Luttrell's i Advice to Julia," published in Read " Les Liaisons dangereuses. I consider this a mere jargon, and although I would never recommend this book because it is so grossly indecent I should never apprehend the smallest danger to the most inexperienced mind or the warmest passions from its immoral tendency. The principle upon which books of this description are considered pernicious is the notion that they represent vice in such glowing and attractive colors as to make us lose sight of its deformity, and fill our imagination with the idea of its pleasures.

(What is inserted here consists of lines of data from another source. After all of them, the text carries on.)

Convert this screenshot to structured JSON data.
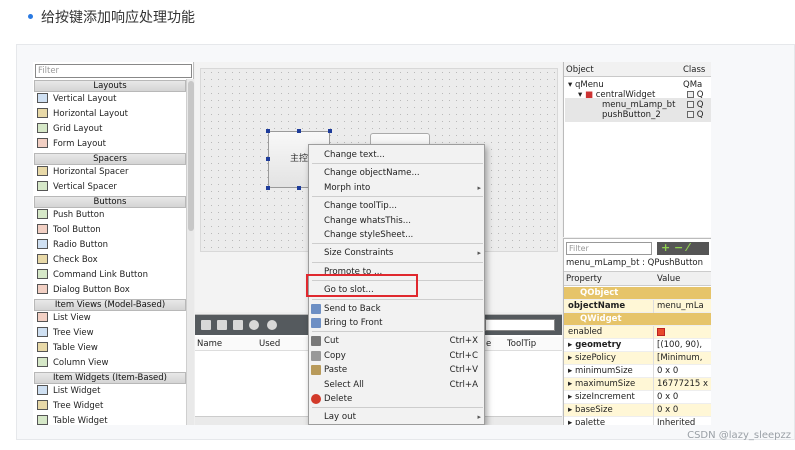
{
  "heading": "给按键添加响应处理功能",
  "credit": "CSDN @lazy_sleepzz",
  "widget_box": {
    "filter_placeholder": "Filter",
    "sections": [
      {
        "title": "Layouts",
        "items": [
          "Vertical Layout",
          "Horizontal Layout",
          "Grid Layout",
          "Form Layout"
        ]
      },
      {
        "title": "Spacers",
        "items": [
          "Horizontal Spacer",
          "Vertical Spacer"
        ]
      },
      {
        "title": "Buttons",
        "items": [
          "Push Button",
          "Tool Button",
          "Radio Button",
          "Check Box",
          "Command Link Button",
          "Dialog Button Box"
        ]
      },
      {
        "title": "Item Views (Model-Based)",
        "items": [
          "List View",
          "Tree View",
          "Table View",
          "Column View"
        ]
      },
      {
        "title": "Item Widgets (Item-Based)",
        "items": [
          "List Widget",
          "Tree Widget",
          "Table Widget"
        ]
      }
    ]
  },
  "form": {
    "button_label": "主控"
  },
  "lower_pane": {
    "columns": [
      "Name",
      "Used",
      "e",
      "ToolTip"
    ]
  },
  "object_inspector": {
    "headers": [
      "Object",
      "Class"
    ],
    "rows": [
      {
        "name": "qMenu",
        "class": "QMa"
      },
      {
        "name": "centralWidget",
        "class": "Q"
      },
      {
        "name": "menu_mLamp_bt",
        "class": "Q"
      },
      {
        "name": "pushButton_2",
        "class": "Q"
      }
    ]
  },
  "property_editor": {
    "filter_placeholder": "Filter",
    "object_line": "menu_mLamp_bt : QPushButton",
    "headers": [
      "Property",
      "Value"
    ],
    "rows": [
      {
        "name": "QObject",
        "value": "",
        "type": "group"
      },
      {
        "name": "objectName",
        "value": "menu_mLa",
        "type": "bold"
      },
      {
        "name": "QWidget",
        "value": "",
        "type": "group"
      },
      {
        "name": "enabled",
        "value": "",
        "type": "check"
      },
      {
        "name": "▸ geometry",
        "value": "[(100, 90),",
        "type": "bold"
      },
      {
        "name": "▸ sizePolicy",
        "value": "[Minimum,",
        "type": "normal"
      },
      {
        "name": "▸ minimumSize",
        "value": "0 x 0",
        "type": "normal"
      },
      {
        "name": "▸ maximumSize",
        "value": "16777215 x",
        "type": "normal"
      },
      {
        "name": "▸ sizeIncrement",
        "value": "0 x 0",
        "type": "normal"
      },
      {
        "name": "▸ baseSize",
        "value": "0 x 0",
        "type": "normal"
      },
      {
        "name": "▸ palette",
        "value": "Inherited",
        "type": "normal"
      }
    ]
  },
  "context_menu": {
    "items": [
      {
        "label": "Change text...",
        "shortcut": "",
        "submenu": false,
        "sep_before": false
      },
      {
        "label": "Change objectName...",
        "shortcut": "",
        "submenu": false,
        "sep_before": true
      },
      {
        "label": "Morph into",
        "shortcut": "",
        "submenu": true,
        "sep_before": false
      },
      {
        "label": "Change toolTip...",
        "shortcut": "",
        "submenu": false,
        "sep_before": true
      },
      {
        "label": "Change whatsThis...",
        "shortcut": "",
        "submenu": false,
        "sep_before": false
      },
      {
        "label": "Change styleSheet...",
        "shortcut": "",
        "submenu": false,
        "sep_before": false
      },
      {
        "label": "Size Constraints",
        "shortcut": "",
        "submenu": true,
        "sep_before": true
      },
      {
        "label": "Promote to ...",
        "shortcut": "",
        "submenu": false,
        "sep_before": true
      },
      {
        "label": "Go to slot...",
        "shortcut": "",
        "submenu": false,
        "sep_before": true,
        "highlighted": true
      },
      {
        "label": "Send to Back",
        "shortcut": "",
        "submenu": false,
        "sep_before": true
      },
      {
        "label": "Bring to Front",
        "shortcut": "",
        "submenu": false,
        "sep_before": false
      },
      {
        "label": "Cut",
        "shortcut": "Ctrl+X",
        "submenu": false,
        "sep_before": true
      },
      {
        "label": "Copy",
        "shortcut": "Ctrl+C",
        "submenu": false,
        "sep_before": false
      },
      {
        "label": "Paste",
        "shortcut": "Ctrl+V",
        "submenu": false,
        "sep_before": false
      },
      {
        "label": "Select All",
        "shortcut": "Ctrl+A",
        "submenu": false,
        "sep_before": false
      },
      {
        "label": "Delete",
        "shortcut": "",
        "submenu": false,
        "sep_before": false
      },
      {
        "label": "Lay out",
        "shortcut": "",
        "submenu": true,
        "sep_before": true
      }
    ]
  },
  "colors": {
    "highlight_box": "#e0282e",
    "property_group": "#e6c46a",
    "accent": "#2a7ae2"
  }
}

No one who has any feeling or a spark of generosity or humanity in his breast, can read this book without being moved with compassion for Madame de Tourval, and with horror and disgust toward Valmont and Madame de Merteuil. It raised in my mind a detestation of such cold-blooded, inhuman profligacy, and I felt that I would rather every pleasure that can flow from the intercourse of women were debarred me than run such a course. The moral effect upon my mind was stronger than any which ever resulted from the most didactic work, and if any one wants to excite remorse in the most vicious mind I would recommend him to make use of "Les Liaisons dangereuses" for the purpose.
The Duchess of York died on Sunday morning of water on her chest. She was insensible the last two days. She is deeply regretted by her husband, her friends, and her servants. Probably no person in such a situation was ever more really liked. She has arranged all her affairs with the greatest exactitude, and left nothing undone. The Queen's letter was brought to the King, while he was at dinner at the Cottage. He said, " Tell the Queen's messenger that the King can receive no communication from her except through the hands of his Ministers. Newmarket, October 2d.
We went down with extraordinary rapidity. I never was happier than to escape from London and to find myself in Yorkshire. It was a new world, and the change was most refreshing. The refinement of London was not there, but there was a good-humor, gayety, and hospitality which amused and delighted me. London, October 8th. He told me a good story bv the way. A certain bishop in the House of Lords rose to speak, and announced that le should divide what he had to say into twelve parts, when the Duke of Wharton interrupted him, and begged he might be indulged for a few minutes, as he had a story to tell which he could only introduce at that moment.